Published: 13-08-2020 10:37 | Updated: 17-08-2020 15:12

KI disaster medicine expert on site in Beirut to help coordinate

Johan von Schreeb, Specialist in General Surgery and Disaster medicine at the Karolinska Institutet, has been on site in Beirut for a couple of days now.

What is it you intend to contribute?

Portrait of Johan von Schreeb
Johan von Schreeb. Photo: Andreas Andersson

“I am here on an assignment from the World Health Organization, the WHO, to coordinate the international field hospitals sent here in the aftermath of last week’s explosion. This is the result of the international disaster surge capacity function that I and others at KI have been involved in and established.”

“Since the earthquake in Haiti ten years ago, we at KI have worked with the WHO to build up a system to ensure the quality of international field hospitals. There is now a register with approximately 50 international field hospitals. The Prime Minister, who has since resigned, requested international assistance on Tuesday, so the WHO tries to ensure that those who come here live up to the quality requirements and agree to the coordination”.

How is this situation different from previous disaster zones you have been to?

The clock stopped when the pressure wave tore apart the hospital. Photo: Johan von Schreeb

“It is very different in a way – here there was one blast and then it was over – when I was in Mosul, there was a blast all the time. But it is a very unique situation in other ways.  Lebanon actually has access to enormous healthcare resources and specialist care, but it is private.  There is a lot of pride in the fact that there are well-trained staff and specialists, often trained in the US, England and KI for that matter”.

What are the biggest challenges?

“The challenges relate to financing, that there are so many people who are poor and cannot afford to pay for healthcare. Lebanon has seen its share of crisis – civil war, a refugee crisis, economic crisis and then came the coronavirus pandemic and the explosion. And the fact that the government has resigned also poses a challenge: Should we provide support to the state-run hospitals when the state is part of the problem”?

“Another challenge is the often complex political implications when field hospitals arrive from many different countries at the same time”.

To care for patients, a field hospital is being built at St. George's University Hospital with room for 80 patients. Photo: Johan von Schreeb

Will the explosion affect the COVID-19 situation in Lebanon?

“The pandemic is starting to accelerate here now, so we will try to utilise the resources that have been sent to help build up COVID-19 care. A lot of the things we did at KI, such as the online training for Swedish health care professionals, will be very useful here. The intensive care units here are full, and this will most certainly grow into an even bigger problem. But we can utilise the knowledge that has emerged out of COVID care the last few months – the WHO can help make this kind of expertise available so that our Lebanese colleagues have access to the most up-to-date treatment methods”.

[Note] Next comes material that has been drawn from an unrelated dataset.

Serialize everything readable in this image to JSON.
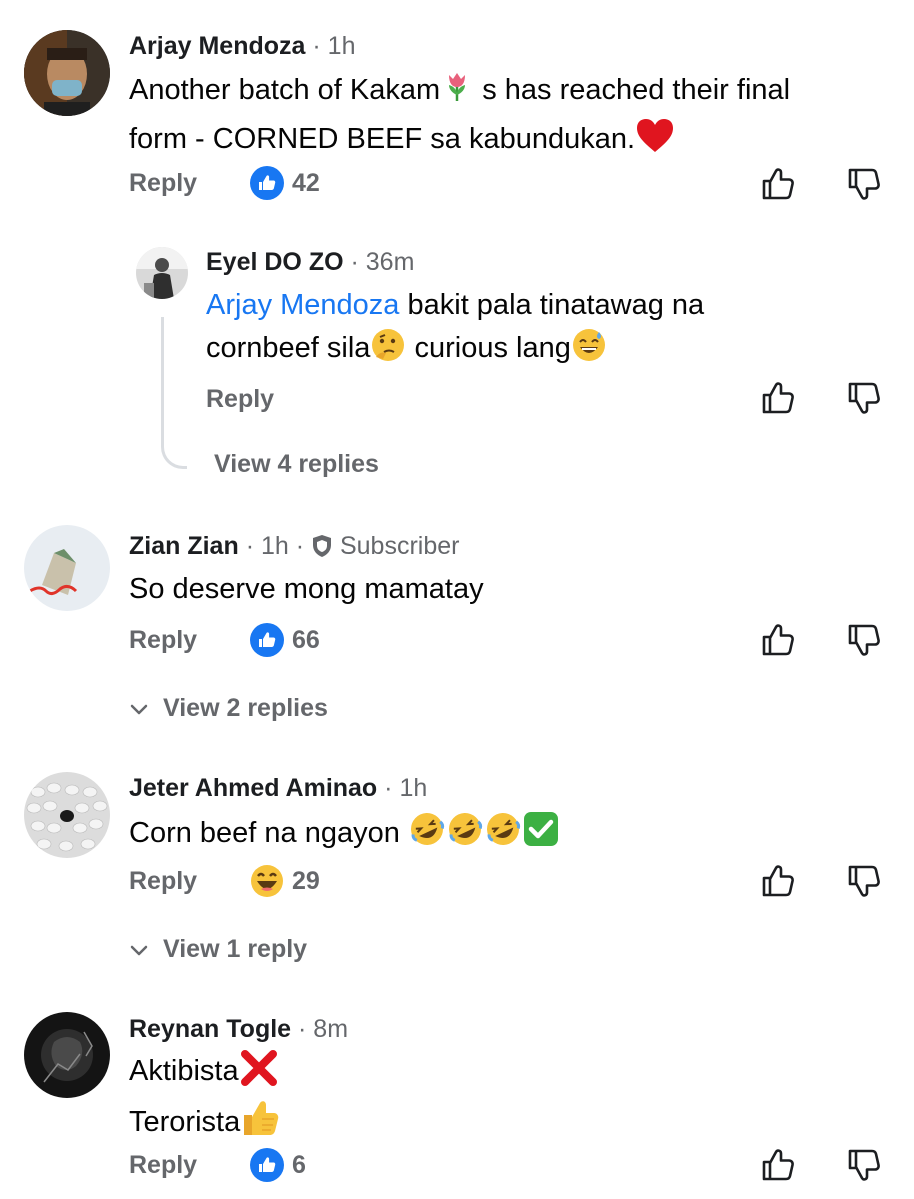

“I think that it is great that through our collaboration with the WHO (the Centre for Research on Health Care in Disasters at KI has been a WHO collaborating centre since 2017) KI can contribute on an operational level while ensuring that our contribution is based on research-based knowledge”.

So how long will you stay there?

“Until the end of the month, tentatively, but we will see how things go. I can work online and attend to my KI responsibilities from here as well”.


Photographer in Beirut: Johan von Schreeb